Building a mini electric car is an exciting science project that teaches students about mechanical engineering. In fact, it's often used as a competition in middle school or junior high. Students doing this project learn how to create a simple method of propulsion by converting battery power to mechanical energy. They also explore design concepts and basic gluing techniques.
Fasten the wooden blocks to the plastic base with the screw eyes; the screws should enter from the bottom of the base, fastening the blocks on top of the base. Two screw eyes should fasten each block, parallel to each other and placed 1/2 inch from each side of the plastic base.
Fit each axle through the screw eyes on the underside of the plastic base. Place a piece of the plastic tubing on the left and right side of each axle, flush with the screw eyes. Attach the wheels to the axles.
Poke the brass fasteners through the top of the plastic base and fasten; they should be close enough together so that the paper clip will fit over both. Hook one end of the paper clip over one of the fasteners to form the circuit switch.
Place the battery holder on the plastic base, lengthwise against the wooden block. Glue the battery holder to the block.
Strip a 3/8-inch section of plastic from the ends of each piece of wire. Connect one end of a red wire to the battery holder's positive end; connect the other end of this wire to the nearest brass fastener. Connect the other red wire to the other brass fastener and leave one end free. Connect the black wire to the battery holder's negative end, leaving its other end free.
Glue the motor mount onto the plastic base, lengthwise against the battery holder. Make sure it's at the edge of the base. Attach the motor pulley to the motor and position the motor into the motor clip. Place one end of the rubber band around the motor pulley; place the other end of the rubber band around the far axle, on the same side. The rubber band should be tight.
Connect the free red and black wires to the appropriate terminals on the motor.
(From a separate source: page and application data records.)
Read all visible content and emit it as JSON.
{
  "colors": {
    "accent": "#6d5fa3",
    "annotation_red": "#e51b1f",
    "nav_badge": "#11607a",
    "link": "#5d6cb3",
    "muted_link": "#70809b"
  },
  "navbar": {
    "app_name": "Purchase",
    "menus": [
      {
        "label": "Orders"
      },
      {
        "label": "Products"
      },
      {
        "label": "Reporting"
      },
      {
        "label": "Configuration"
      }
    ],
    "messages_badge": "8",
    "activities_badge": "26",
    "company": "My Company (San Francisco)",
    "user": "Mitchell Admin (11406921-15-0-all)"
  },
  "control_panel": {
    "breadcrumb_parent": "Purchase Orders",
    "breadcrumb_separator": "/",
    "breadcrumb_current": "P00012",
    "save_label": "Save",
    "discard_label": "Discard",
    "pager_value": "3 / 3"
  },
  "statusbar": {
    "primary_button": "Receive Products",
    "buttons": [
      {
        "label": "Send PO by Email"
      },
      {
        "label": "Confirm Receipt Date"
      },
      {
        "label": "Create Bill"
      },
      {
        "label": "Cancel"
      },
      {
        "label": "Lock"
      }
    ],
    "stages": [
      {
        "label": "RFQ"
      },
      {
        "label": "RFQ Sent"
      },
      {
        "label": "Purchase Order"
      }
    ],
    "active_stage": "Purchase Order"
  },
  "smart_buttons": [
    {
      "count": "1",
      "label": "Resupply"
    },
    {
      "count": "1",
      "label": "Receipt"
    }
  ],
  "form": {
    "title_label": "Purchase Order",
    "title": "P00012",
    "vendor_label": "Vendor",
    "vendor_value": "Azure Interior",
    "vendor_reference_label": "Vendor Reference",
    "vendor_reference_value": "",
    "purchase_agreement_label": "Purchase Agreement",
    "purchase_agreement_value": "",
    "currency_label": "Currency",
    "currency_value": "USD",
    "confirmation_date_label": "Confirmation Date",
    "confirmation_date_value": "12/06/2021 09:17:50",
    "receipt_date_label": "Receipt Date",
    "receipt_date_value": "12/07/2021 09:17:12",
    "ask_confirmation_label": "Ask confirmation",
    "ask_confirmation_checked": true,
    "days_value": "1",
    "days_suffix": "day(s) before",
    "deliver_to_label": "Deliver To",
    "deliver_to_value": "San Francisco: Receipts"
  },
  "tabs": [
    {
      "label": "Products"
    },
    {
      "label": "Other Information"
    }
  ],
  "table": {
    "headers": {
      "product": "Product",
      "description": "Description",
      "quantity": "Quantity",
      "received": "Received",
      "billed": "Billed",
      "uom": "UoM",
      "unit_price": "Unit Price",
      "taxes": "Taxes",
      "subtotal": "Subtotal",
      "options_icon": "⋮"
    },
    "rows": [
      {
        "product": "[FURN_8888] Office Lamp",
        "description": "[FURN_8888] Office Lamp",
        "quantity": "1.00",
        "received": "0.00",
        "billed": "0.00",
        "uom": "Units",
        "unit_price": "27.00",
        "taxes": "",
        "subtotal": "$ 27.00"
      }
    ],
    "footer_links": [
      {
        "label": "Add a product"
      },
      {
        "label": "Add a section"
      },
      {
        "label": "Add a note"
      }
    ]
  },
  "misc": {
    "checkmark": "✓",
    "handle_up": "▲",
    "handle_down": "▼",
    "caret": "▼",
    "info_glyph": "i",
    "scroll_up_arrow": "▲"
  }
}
Close the paper clip switch; this should complete the electric circuit and cause the car to move.
Mini electric car kits that contain all the required materials are available online or at hobby shops. Alternatively, you can buy the individual parts and cut them to size. Use double-sided tape instead of glue if you don't have time to wait for glue to dry.